Well, this is awkward. A week ago I predicted that Ender's Game would be little less than a total disaster. I thought it would lose the novel's impact and reverse its message, and perhaps even worse than that I called the director names. Fortunately, I was mostly wrong, and now there is published evidence that I cannot predict movies based on trailers.
While Ender's Game doesn't quite compare to autumn's more recent highly anticipated science fiction blockbuster Gravity, it definitely blew my expectations out of the water. It was both more faithful and more enjoyable than I had anticipated. That said it's still far from a perfect adaptation. It not only leaves out things which are arguably unimportant for anything beyond creating a detailed and immersive universe, but also omits much more important aspects of the tone and message which crucially impact the meaning of the film and change it from that of the novel. Whether that makes this a bad movie is likely more of a personal call than anything else.
|A bit cluttered but otherwise pretty cool.|
Because of how I want to talk about the movie and the way it adapted the book there will be extensive spoilers from both throughout. Additionally I'm going to mostly discuss how I see Ender's Game as a failed adaptation when on the other hand I thought it was a pretty enjoyable movie in its own right (and in general I resist judging movies based on their fidelity to their source material). Consider yourself doubly warned.
So as those of you who have seen the movie or read the book know, Ender's Game is about the nature of perception and reality. The main character Neo is the chosen one who must fight an evil, inhuman enemy to save the rest of humanity from oppression. On his journey he meets Trinity who helps him understand and develop his talents and supports him emotionally through his challenges. In order to defeat the enemy he must learn to control and manipulate a simulation, but what at first appears as virtual reality has a much more intimate connection with the real world than anyone realizes.
|The Little Doctor.|
Okay, I'm a little bit sorry, but I couldn't resist. To tell the truth, Ender's Game isn't all that similar to The Matrix beyond the few points I highlighted above. One of the problems for me however is that it is much more similar to The Matrix than the book which definitely was not. The key difference here is that the novel was about Ender's personal struggle, about how (as he vents to one of his soldiers) every time he begins to figure things out they change the rules of the game. It's about his constant isolation and how the teachers at both Battle School and Command School are alienating him from everyone and everything around him. And in the movie they give him Petra.
I don't care that it's supposed to be Bean and Petra who (eventually) get together. I don't even care about the possibly awkward sexual tension between the definitely underage characters. I care that they took what was originally a dark and desperate narrative and made it lighter and easier on Ender so that his journey isn't as much of a trial as a fun little military action/drama. They let Ender make friends. They even put Bean into Ender's launch group so he has a friend right from the start. This probably makes the movie more enjoyable than it would have been if it had been more faithful to the source material, but it also sacrifices a major theme.

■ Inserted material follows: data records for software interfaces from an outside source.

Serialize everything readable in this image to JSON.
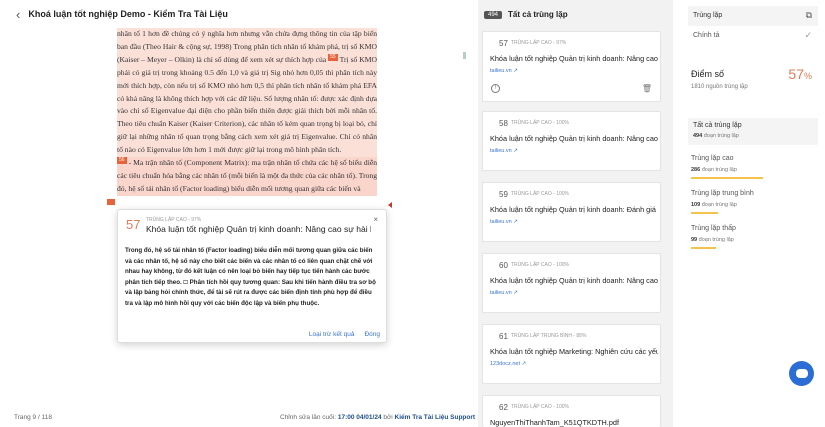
{
  "header": {
    "back_icon": "chevron-left-icon",
    "title": "Khoá luận tốt nghiệp Demo - Kiểm Tra Tài Liệu"
  },
  "document": {
    "lines": [
      "nhân tố 1 hơn đề chúng có ý nghĩa hơn nhưng vẫn chứa đựng thông tin của",
      "tập biến ban đầu (Theo Hair & cộng sự, 1998) Trong phân tích nhân tố khám phá, trị",
      "số KMO (Kaiser – Meyer – Olkin) là chỉ số dùng để xem xét sự thích hợp của",
      "Trị số KMO phải có giá trị trong khoảng 0.5 đến 1,0 và giá trị Sig nhỏ hơn",
      "0,05 thì phân tích này mới thích hợp, còn nếu trị số KMO nhỏ hơn 0,5 thì phân tích",
      "nhân tố khám phá EFA có khả năng là không thích hợp với các dữ liệu. Số lượng",
      "nhân tố: được xác định dựa vào chỉ số Eigenvalue đại diện cho phần biến thiên được",
      "giải thích bởi mỗi nhân tố. Theo tiêu chuẩn Kaiser (Kaiser Criterion), các nhân tố kém",
      "quan trọng bị loại bỏ, chỉ giữ lại những nhân tố quan trọng bằng cách xem xét giá trị",
      "Eigenvalue. Chỉ có nhân tố nào có Eigenvalue lớn hơn 1 mới được giữ lại trong mô",
      "hình phân tích.",
      "- Ma trận nhân tố (Component Matrix): ma trận nhân tố chứa các hệ số biểu",
      "diễn các tiêu chuẩn hóa bằng các nhân tố (mỗi biến là một đa thức của các nhân tố).",
      "Trong đó, hệ số tải nhân tố (Factor loading) biểu diễn mối tương quan giữa các biến và"
    ],
    "marks": [
      "55",
      "56",
      "57",
      "58",
      "59",
      "60",
      "61",
      "62"
    ]
  },
  "popup": {
    "percent": "57",
    "level": "TRÙNG LẶP CAO - 97%",
    "title": "Khóa luận tốt nghiệp Quản trị kinh doanh: Nâng cao sự hài lòng",
    "body": "Trong đó, hệ số tải nhân tố (Factor loading) biểu diễn mối tương quan giữa các biến và các nhân tố, hệ số này cho biết các biến và các nhân tố có liên quan chặt chẽ với nhau hay không, từ đó kết luận có nên loại bỏ biến hay tiếp tục tiến hành các bước phân tích tiếp theo. 🗆 Phân tích hồi quy tương quan: Sau khi tiến hành điều tra sơ bộ và lập bảng hỏi chính thức, để tài sẽ rút ra được các biến định tính phù hợp để điều tra và lập mô hình hồi quy với các biến độc lập và biến phụ thuộc.",
    "close_icon": "close-icon",
    "exclude_label": "Loại trừ kết quả",
    "close_label": "Đóng"
  },
  "footer": {
    "page": "Trang 9 / 118",
    "edited_prefix": "Chỉnh sửa lần cuối:",
    "edited_time": "17:00 04/01/24",
    "by": "bởi",
    "author": "Kiểm Tra Tài Liệu Support"
  },
  "results": {
    "count": "494",
    "header": "Tất cả trùng lặp",
    "items": [
      {
        "num": "57",
        "level": "TRÙNG LẶP CAO - 97%",
        "title": "Khóa luận tốt nghiệp Quản trị kinh doanh: Nâng cao sự hài lòng",
        "source": "tailieu.vn"
      },
      {
        "num": "58",
        "level": "TRÙNG LẶP CAO - 100%",
        "title": "Khóa luận tốt nghiệp Quản trị kinh doanh: Nâng cao sự hài lòng",
        "source": "tailieu.vn"
      },
      {
        "num": "59",
        "level": "TRÙNG LẶP CAO - 100%",
        "title": "Khóa luận tốt nghiệp Quản trị kinh doanh: Đánh giá sự hài lòng",
        "source": "tailieu.vn"
      },
      {
        "num": "60",
        "level": "TRÙNG LẶP CAO - 100%",
        "title": "Khóa luận tốt nghiệp Quản trị kinh doanh: Nâng cao sự hài lòng",
        "source": "tailieu.vn"
      },
      {
        "num": "61",
        "level": "TRÙNG LẶP TRUNG BÌNH - 88%",
        "title": "Khóa luận tốt nghiệp Marketing: Nghiên cứu các yếu tố ảnh",
        "source": "123docz.net"
      },
      {
        "num": "62",
        "level": "TRÙNG LẶP CAO - 100%",
        "title": "NguyenThiThanhTam_K51QTKDTH.pdf",
        "source": ""
      }
    ]
  },
  "sidebar": {
    "tab_duplicate": "Trùng lặp",
    "tab_spelling": "Chính tả",
    "score_label": "Điểm số",
    "score_value": "57",
    "score_unit": "%",
    "score_sub": "1810 nguồn trùng lặp",
    "all_label": "Tất cả trùng lặp",
    "all_count": "494",
    "all_unit": "đoạn trùng lặp",
    "stats": [
      {
        "label": "Trùng lặp cao",
        "count": "286",
        "unit": "đoạn trùng lặp",
        "fill": 0.58
      },
      {
        "label": "Trùng lặp trung bình",
        "count": "109",
        "unit": "đoạn trùng lặp",
        "fill": 0.22
      },
      {
        "label": "Trùng lặp thấp",
        "count": "99",
        "unit": "đoạn trùng lặp",
        "fill": 0.2
      }
    ],
    "colors": {
      "accent": "#e07b55",
      "link": "#3a74d0",
      "bar": "#f3c34c",
      "highlight": "#fbe0d8"
    }
  }
}
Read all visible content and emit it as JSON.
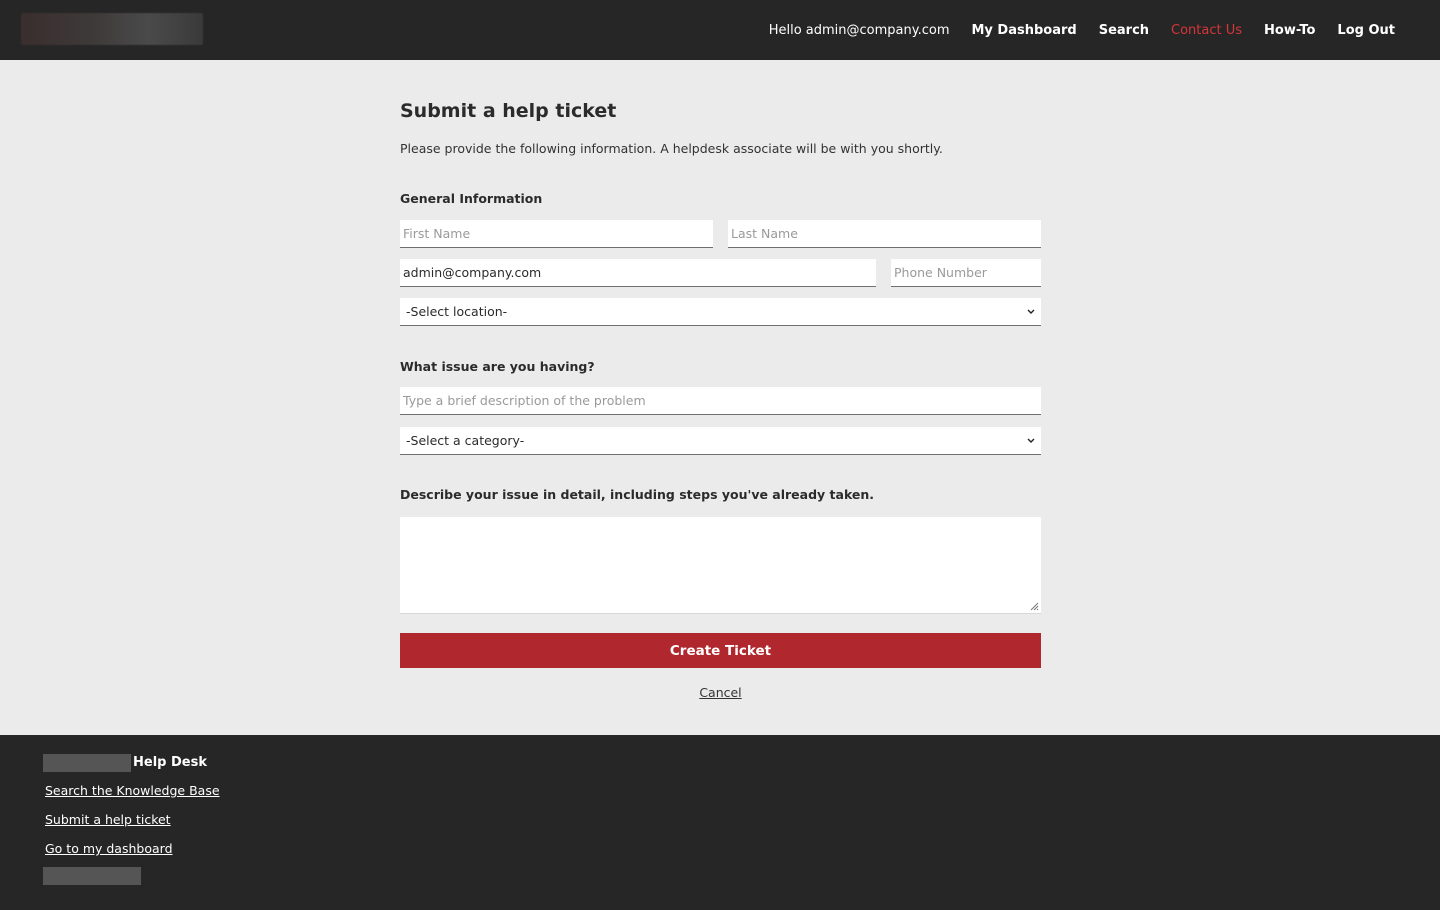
{
  "header": {
    "greeting": "Hello admin@company.com",
    "nav": [
      "My Dashboard",
      "Search",
      "Contact Us",
      "How-To",
      "Log Out"
    ],
    "active_color": "#d4363b"
  },
  "form": {
    "title": "Submit a help ticket",
    "intro": "Please provide the following information. A helpdesk associate will be with you shortly.",
    "general_label": "General Information",
    "first_name_placeholder": "First Name",
    "last_name_placeholder": "Last Name",
    "email_value": "admin@company.com",
    "phone_placeholder": "Phone Number",
    "location_select": "-Select location-",
    "issue_label": "What issue are you having?",
    "issue_placeholder": "Type a brief description of the problem",
    "category_select": "-Select a category-",
    "detail_label": "Describe your issue in detail, including steps you've already taken.",
    "submit_label": "Create Ticket",
    "cancel_label": "Cancel",
    "accent_color": "#b0282e"
  },
  "footer": {
    "title": "Help Desk",
    "links": [
      "Search the Knowledge Base",
      "Submit a help ticket",
      "Go to my dashboard"
    ]
  }
}
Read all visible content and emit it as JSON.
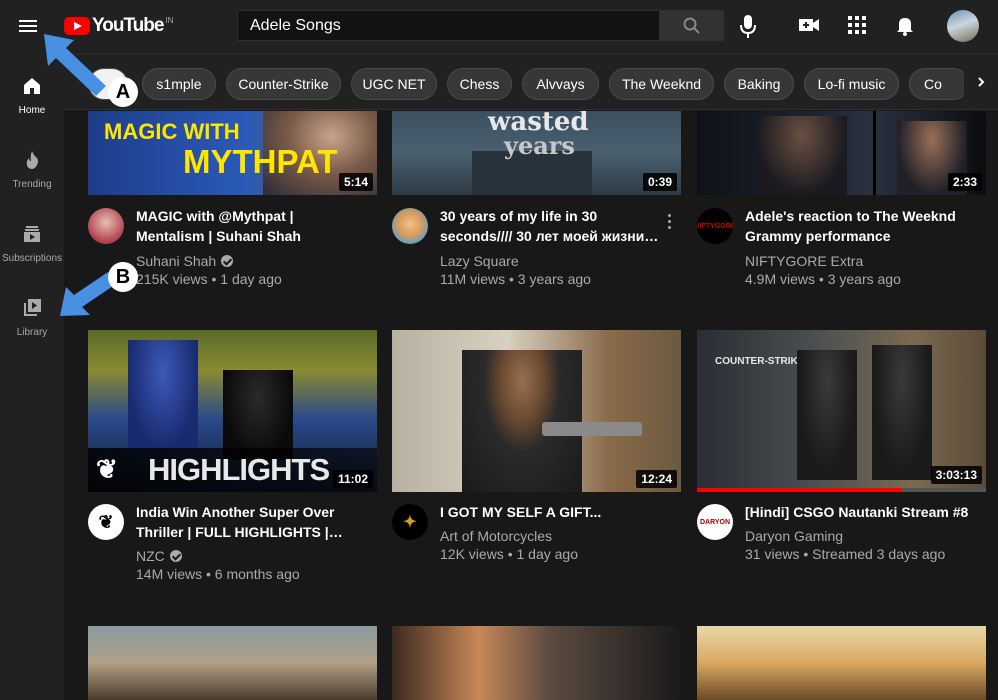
{
  "app": {
    "logo_text": "YouTube",
    "country": "IN"
  },
  "header": {
    "search_value": "Adele Songs",
    "icons": [
      "menu-icon",
      "search-icon",
      "mic-icon",
      "create-video-icon",
      "apps-grid-icon",
      "bell-icon"
    ]
  },
  "sidebar": {
    "items": [
      {
        "label": "Home",
        "icon": "home-icon"
      },
      {
        "label": "Trending",
        "icon": "flame-icon"
      },
      {
        "label": "Subscriptions",
        "icon": "subscriptions-icon"
      },
      {
        "label": "Library",
        "icon": "library-icon"
      }
    ]
  },
  "chips": [
    "s1mple",
    "Counter-Strike",
    "UGC NET",
    "Chess",
    "Alvvays",
    "The Weeknd",
    "Baking",
    "Lo-fi music",
    "Co"
  ],
  "videos": [
    {
      "title": "MAGIC with @Mythpat | Mentalism | Suhani Shah",
      "channel": "Suhani Shah",
      "verified": true,
      "meta": "215K views • 1 day ago",
      "duration": "5:14",
      "thumb_text_1": "MAGIC WITH",
      "thumb_text_2": "MYTHPAT"
    },
    {
      "title": "30 years of my life in 30 seconds//// 30 лет моей жизни…",
      "channel": "Lazy Square",
      "verified": false,
      "meta": "11M views • 3 years ago",
      "duration": "0:39",
      "thumb_text_1": "wasted",
      "thumb_text_2": "years"
    },
    {
      "title": "Adele's reaction to The Weeknd Grammy performance",
      "channel": "NIFTYGORE Extra",
      "verified": false,
      "meta": "4.9M views • 3 years ago",
      "duration": "2:33",
      "avatar_text": "NIFTYGORE"
    },
    {
      "title": "India Win Another Super Over Thriller | FULL HIGHLIGHTS |…",
      "channel": "NZC",
      "verified": true,
      "meta": "14M views • 6 months ago",
      "duration": "11:02",
      "thumb_text_1": "HIGHLIGHTS"
    },
    {
      "title": "I GOT MY SELF A GIFT...",
      "channel": "Art of Motorcycles",
      "verified": false,
      "meta": "12K views • 1 day ago",
      "duration": "12:24"
    },
    {
      "title": "[Hindi] CSGO Nautanki Stream #8",
      "channel": "Daryon Gaming",
      "verified": false,
      "meta": "31 views • Streamed 3 days ago",
      "duration": "3:03:13",
      "watched_fraction": 0.71,
      "thumb_text_1": "COUNTER-STRIKE",
      "avatar_text": "DARYON"
    }
  ],
  "annotations": [
    {
      "label": "A",
      "color": "#4a90e2"
    },
    {
      "label": "B",
      "color": "#4a90e2"
    }
  ],
  "colors": {
    "background": "#181818",
    "chrome": "#212121",
    "brand": "#ff0000",
    "annotation": "#4a90e2"
  }
}
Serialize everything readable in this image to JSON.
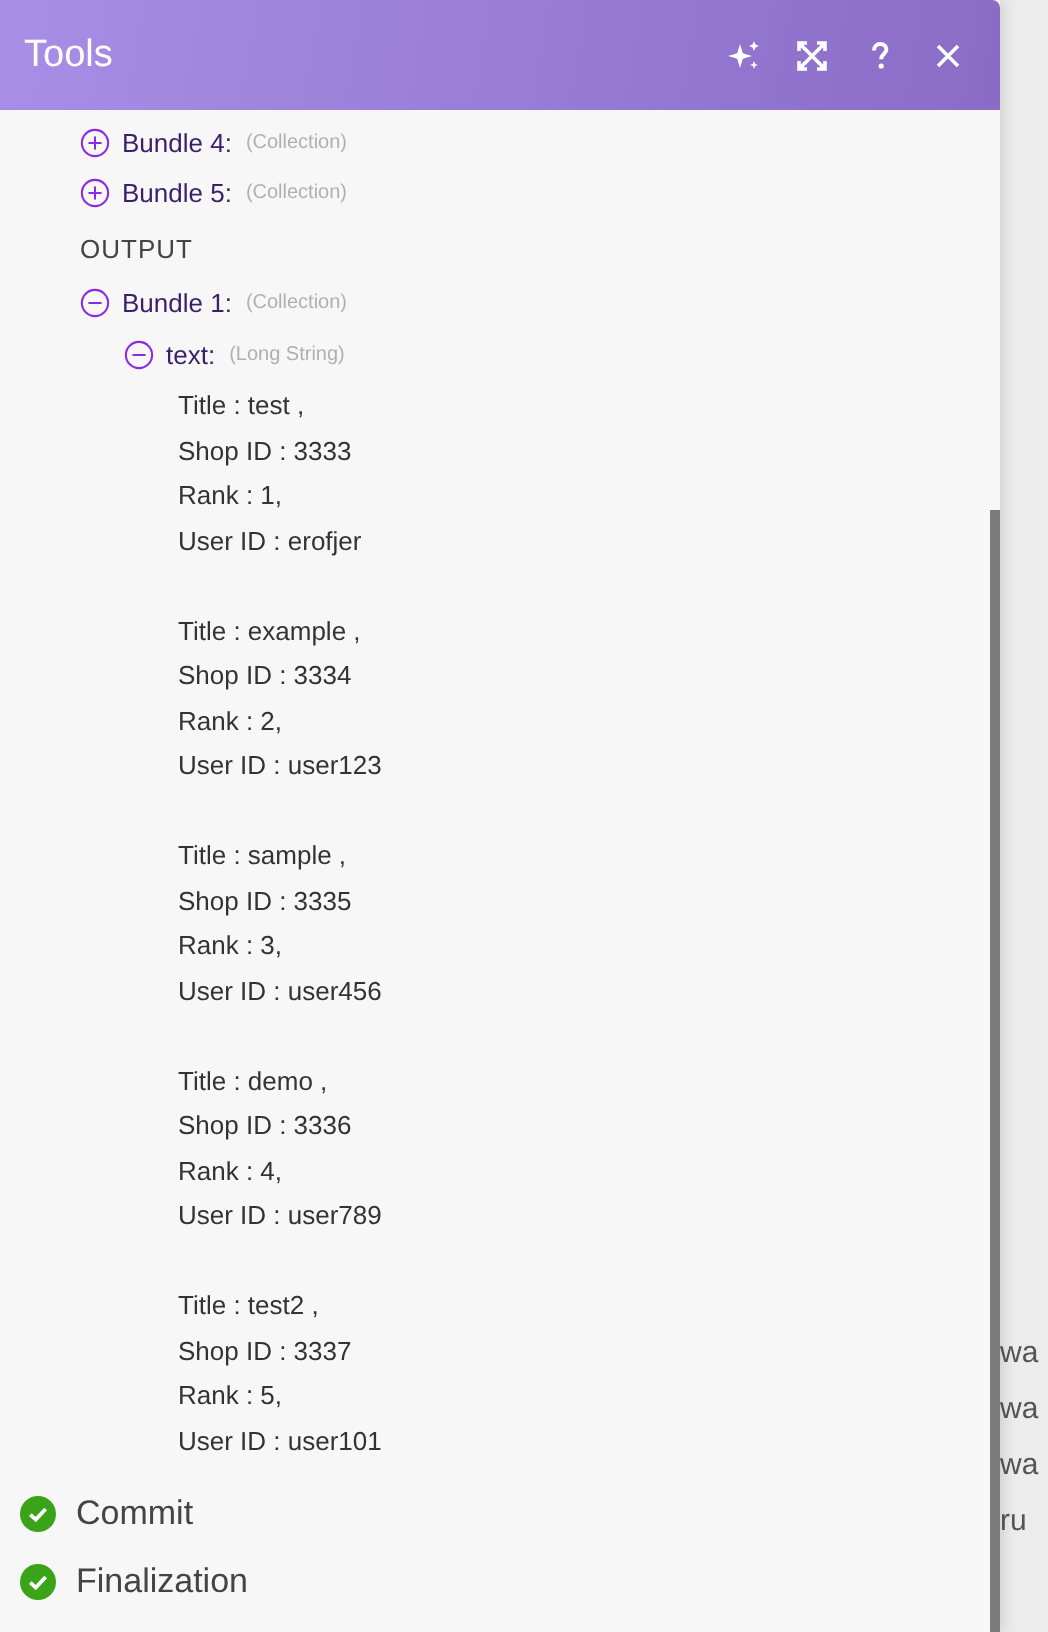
{
  "panel": {
    "title": "Tools",
    "actions": [
      {
        "kind": "sparkle"
      },
      {
        "kind": "expand"
      },
      {
        "kind": "help"
      },
      {
        "kind": "close"
      }
    ]
  },
  "input_bundles": [
    {
      "label": "Bundle 4:",
      "type": "(Collection)",
      "expanded": false
    },
    {
      "label": "Bundle 5:",
      "type": "(Collection)",
      "expanded": false
    }
  ],
  "output": {
    "heading": "OUTPUT",
    "bundles": [
      {
        "label": "Bundle 1:",
        "type": "(Collection)",
        "expanded": true,
        "children": [
          {
            "label": "text:",
            "type": "(Long String)",
            "expanded": true,
            "records": [
              [
                "Title : test ,",
                "Shop ID : 3333",
                "Rank : 1,",
                "User ID : erofjer"
              ],
              [
                "Title : example ,",
                "Shop ID : 3334",
                "Rank : 2,",
                "User ID : user123"
              ],
              [
                "Title : sample ,",
                "Shop ID : 3335",
                "Rank : 3,",
                "User ID : user456"
              ],
              [
                "Title : demo ,",
                "Shop ID : 3336",
                "Rank : 4,",
                "User ID : user789"
              ],
              [
                "Title : test2 ,",
                "Shop ID : 3337",
                "Rank : 5,",
                "User ID : user101"
              ]
            ]
          }
        ]
      }
    ]
  },
  "steps": [
    {
      "label": "Commit",
      "done": true
    },
    {
      "label": "Finalization",
      "done": true
    }
  ],
  "background_lines": [
    "wa",
    "wa",
    "wa",
    "ru"
  ]
}
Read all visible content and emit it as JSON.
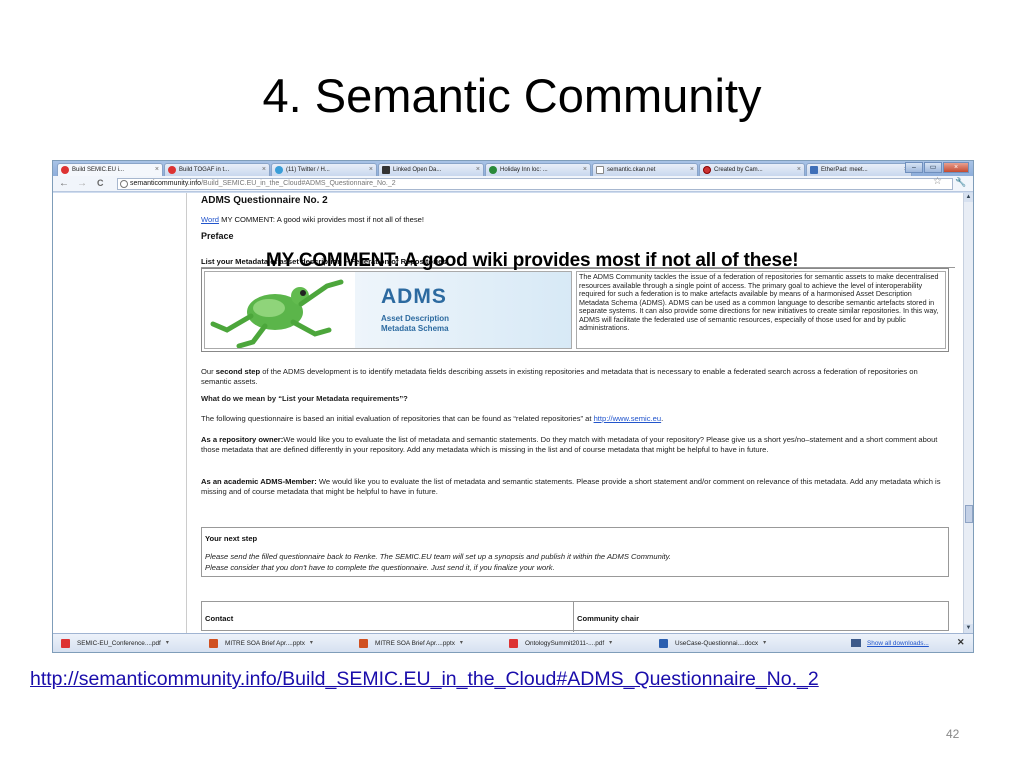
{
  "slide": {
    "title": "4. Semantic Community",
    "url": "http://semanticommunity.info/Build_SEMIC.EU_in_the_Cloud#ADMS_Questionnaire_No._2",
    "page_number": "42"
  },
  "browser": {
    "tabs": [
      {
        "label": "Build SEMIC.EU i...",
        "icon": "page-icon"
      },
      {
        "label": "Build TOGAF in t...",
        "icon": "page-icon"
      },
      {
        "label": "(11) Twitter / H...",
        "icon": "twitter-icon"
      },
      {
        "label": "Linked Open Da...",
        "icon": "info-icon"
      },
      {
        "label": "Holiday Inn loc: ...",
        "icon": "page-icon"
      },
      {
        "label": "semantic.ckan.net",
        "icon": "page-icon"
      },
      {
        "label": "Created by Cam...",
        "icon": "page-icon"
      },
      {
        "label": "EtherPad: meet...",
        "icon": "page-icon"
      }
    ],
    "address": {
      "host": "semanticommunity.info",
      "path": "/Build_SEMIC.EU_in_the_Cloud#ADMS_Questionnaire_No._2"
    },
    "page": {
      "heading": "ADMS Questionnaire No. 2",
      "word_link": "Word",
      "word_comment": "MY COMMENT: A good wiki provides most if not all of these!",
      "preface": "Preface",
      "overlay_comment": "MY COMMENT: A good wiki provides most if not all of these!",
      "list_heading": "List your Metadata of asset description – Federation of Repositories",
      "logo": {
        "title": "ADMS",
        "subtitle_line1": "Asset Description",
        "subtitle_line2": "Metadata Schema"
      },
      "adms_description": "The ADMS Community tackles the issue of a federation of repositories for semantic assets to make decentralised resources available through a single point of access. The primary goal to achieve the level of interoperability required for such a federation is to make artefacts available by means of a harmonised Asset Description Metadata Schema (ADMS). ADMS can be used as a common language to describe semantic artefacts stored in separate systems. It can also provide some directions for new initiatives to create similar repositories. In this way, ADMS will facilitate the federated use of semantic resources, especially of those used for and by public administrations.",
      "second_step": {
        "prefix": "Our ",
        "bold": "second step",
        "rest": " of the ADMS development is to identify metadata fields describing assets in existing repositories and metadata that is necessary to enable a federated search across a federation of repositories on semantic assets."
      },
      "what_mean": "What do we mean by “List your Metadata requirements”?",
      "questionnaire": {
        "text": "The following questionnaire is based an initial evaluation of repositories that can be found as “related repositories” at ",
        "link": "http://www.semic.eu"
      },
      "repo_owner": {
        "bold": "As a repository owner:",
        "text": "We would like you to evaluate the list of metadata and semantic statements. Do they match with metadata of your repository? Please give us a short yes/no–statement and a short comment about those metadata that are defined differently in your repository. Add any metadata which is missing in the list and of course metadata that might be helpful to have in future."
      },
      "academic": {
        "bold": "As an academic ADMS-Member:",
        "text": " We would like you to evaluate the list of metadata and semantic statements. Please provide a short statement and/or comment on relevance of this metadata. Add any metadata which is missing and of course metadata that might be helpful to have in future."
      },
      "next_step": {
        "title": "Your next step",
        "line1": "Please send the filled questionnaire back to Renke. The SEMIC.EU team will set up a synopsis and publish it within the ADMS Community.",
        "line2": "Please consider that you don't have to complete the questionnaire. Just send it, if you finalize your work."
      },
      "contact": "Contact",
      "community_chair": "Community chair"
    },
    "downloads": [
      {
        "label": "SEMIC-EU_Conference....pdf",
        "icon": "pdf-icon"
      },
      {
        "label": "MITRE SOA Brief Apr....pptx",
        "icon": "pptx-icon"
      },
      {
        "label": "MITRE SOA Brief Apr....pptx",
        "icon": "pptx-icon"
      },
      {
        "label": "OntologySummit2011-....pdf",
        "icon": "pdf-icon"
      },
      {
        "label": "UseCase-Questionnai....docx",
        "icon": "docx-icon"
      }
    ],
    "show_all_downloads": "Show all downloads..."
  }
}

In the book, Ender's isolation forces him to find pleasure and emotional release in the games he plays. He does extremely well, but his success in the games through virtual violence is also contrasted with his real cruelty to the children around him. Ender constantly tells himself that he's not a violent person, that he does these things to the others out of an aversion to fighting. He fights in order that he need never fight again, but nonetheless he keeps doing it. This situation is encapsulated in the best line from the book (which the film omits) when Valentine notes that "Perhaps it is impossible to wear an identity without becoming what you pretend to be." As much as Ender thinks to himself that he's not a violent person and is just playing the games so his instructors will leave him alone, he is still becoming a killer.
|The only really great moment in the Battle Room.|
And this is where the argument between Ender and Graff that the movie adds after the final battle totally misses the point. Ender yells at Graff that he wouldn't have killed all those Formics or sent his pilots to die if he had known that they were real. Because of his unknowing transformation into a killer, and for the good of the human race, he would indeed have killed those Formics and sacrificed his soldiers. The crucial realization that Ender makes after killing the Formics is not that he's just committed genocide on an entire population (although this also happens), but that his virtual and real violence are actually the same. He has become what he at first only pretended to be. The movie fails in this regard by giving Ender friends and changing the nature of his journey and by generally misunderstanding the book's purpose.
But does that make it a bad movie? Of course not, it just makes it a bad adaptation. Ender's Game is very enjoyable for the most part although there's nothing revolutionary about it cinematically. There's a fabulous disorienting shot in the Battle Room, the Ansible simulation battles are epic (if somewhat short-lived), and the shot of Petra's ship cutting through the immense bugger fleet was incredible. The acting is all impressive especially considering the age of most of the actors (Ender and Bonzo were my particular favorites). Instead of the central theme from the book we get a pretty solid anti-military message (reminiscent of Agamben's critique of the state of exception and Benjamin's critique of state-founding violence) which works well even if it isn't really anything special in my book. So when it really comes down to it I would definitely recommend Ender's Game, I would just advise not to expect a beat-by-beat recreation of the book.